Nabucco partners call on Baku to join project ‘without delay’

As the European Union’s flagship Nabucco project to pump Caspian gas to European markets inched one step closer Wednesday to becoming a reality, participant governments strongly urged potential suppliers including Azerbaijan to clarify their position and join the project “without delay.”

Azerbaijan, Turkmenistan and Iraq are considered as potential sources to fill the 3,300-kilometer Nabucco pipeline that will run from Turkey to Austria, crossing Romania, Bulgaria and Hungary.

“I have contacts with Azerbaijan, Turkmenistan and Iraq. If all these countries wish to access European and Turkish markets, the possibility is Nabucco,” EU Energy Commissioner Guenther H. Oettinger said during a ceremony for the signing of technical deals in the Central Anatolian province of Kayseri on Wednesday.

The commissioner called on the source countries, “who are not there,” to take part in the strategic project “without any delay.” Azerbaijan did not send any representative to the ceremony despite the Turkish Energy Ministry’s invitation.

“Nabucco must take the final step from project to reality but there are issues that need to be addressed,” said Oettinger, adding that gas-producing states particularly Iraq and Azerbaijan must be given options for development of their energy markets and their direct access to European markets.

Open invitation to Russia and Iran

“Now it is the turn of source countries,” said Turkey’s Energy Minister Taner Yıldız, hosting the event in his election constituency and hometown Kayseri.

The minister gave a green light for two other countries, Russia and – if the political conjecture allows, Iran – to join the project.

“No matter if it is Azerbaijan, Turkmenistan, Iraq, or if it is Russia and Iran – if the global conjecture permits – there are projects for all of them where their interests overlap,” said Yıldız.

South Stream, Interconnect Turkey-Greece-Italy and the Trans-Adriatic Pipeline were among the projects the minister listed and urged the potential suppliers to see the “big picture.”

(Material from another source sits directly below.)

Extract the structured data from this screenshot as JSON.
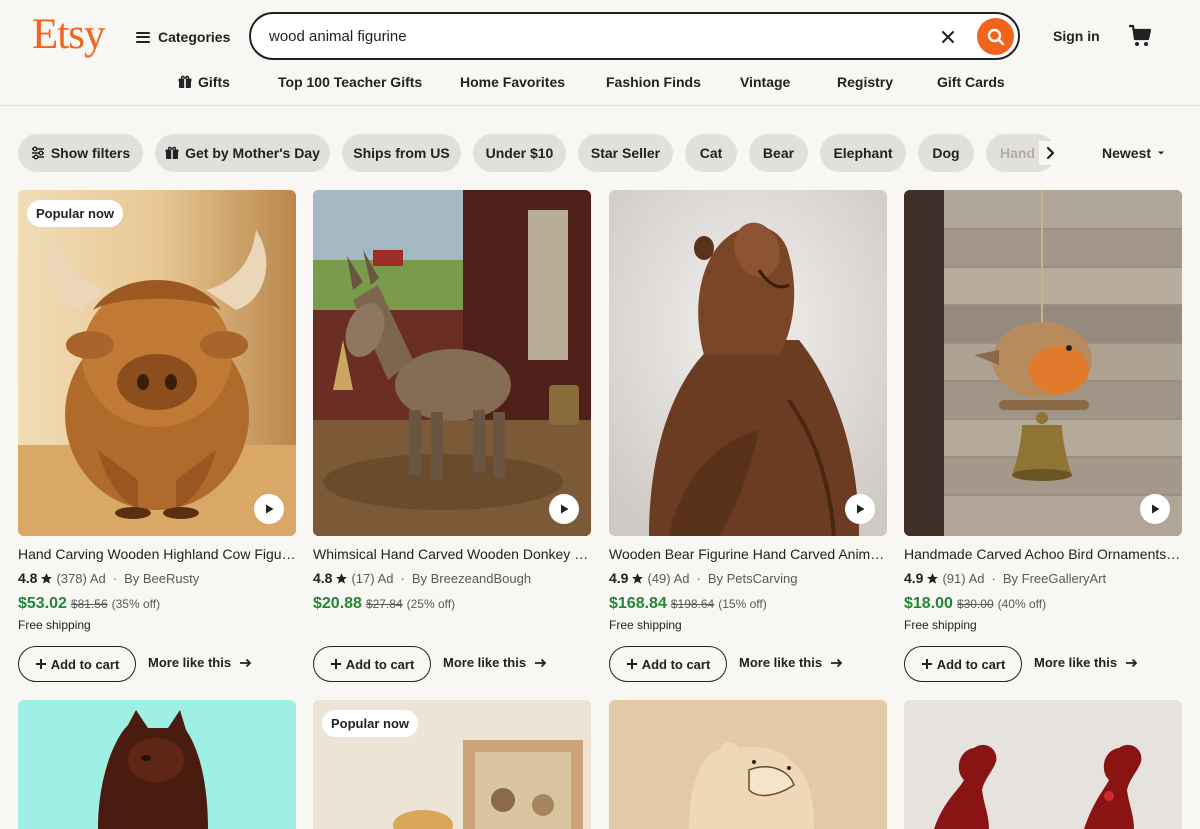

“What’s in this big picture? To meet energy needs of the European countries,” he said.

The project support agreements signed between the participant governments and the consortium of the Nabucco gas transit pipeline project, considered prerequisite for the successful financing of the project, also offered a platform for the governments and a strong supporter of the project, the United States, to discuss the present situation.

[HH] US calls for Turk-Azeri gas deal

The U.S., meanwhile, called on both Turkey and Azerbaijan to sign an agreement for the sale of natural gas “as soon as possible.”

“I look forward to seeing the next step,” said Richard Morningstar, special envoy of the U.S. Secretary of State for Eurasian Energy, who joined the ceremony in Kayseri.

“I hope this will be done as soon as possible because it is critically important for the success of project,” he said.

The U.S. official reiterated the huge importance President Barak Obama places on the Nabucco project, saying it also symbolized “long-standing, very strong relationship between the United States and Turkey that goes back many years.”

Morningstar said although the U.S. is not a party to the project, it believed the southern energy corridor also including Nabucco was critically important for the diversification of energy supplies.

EU message from Energy Minister

Energy Minister Yıldız, in his speech, sent a message to the European Union, saying Turkey was doing its best to meet Europe’s energy needs despite negative signals coming from the EU with regard to Turkish accession talks.

“Turkey did its best for a solution to EU countries’ problems without expecting anything in return,” said Yıldız. “And we expect the same treatment from the EU. It is evident that Turkey needs the EU and the EU needs Turkey. I want to say it again that it is not correct to delay Turkey’s EU talks for political reasons.”

HDN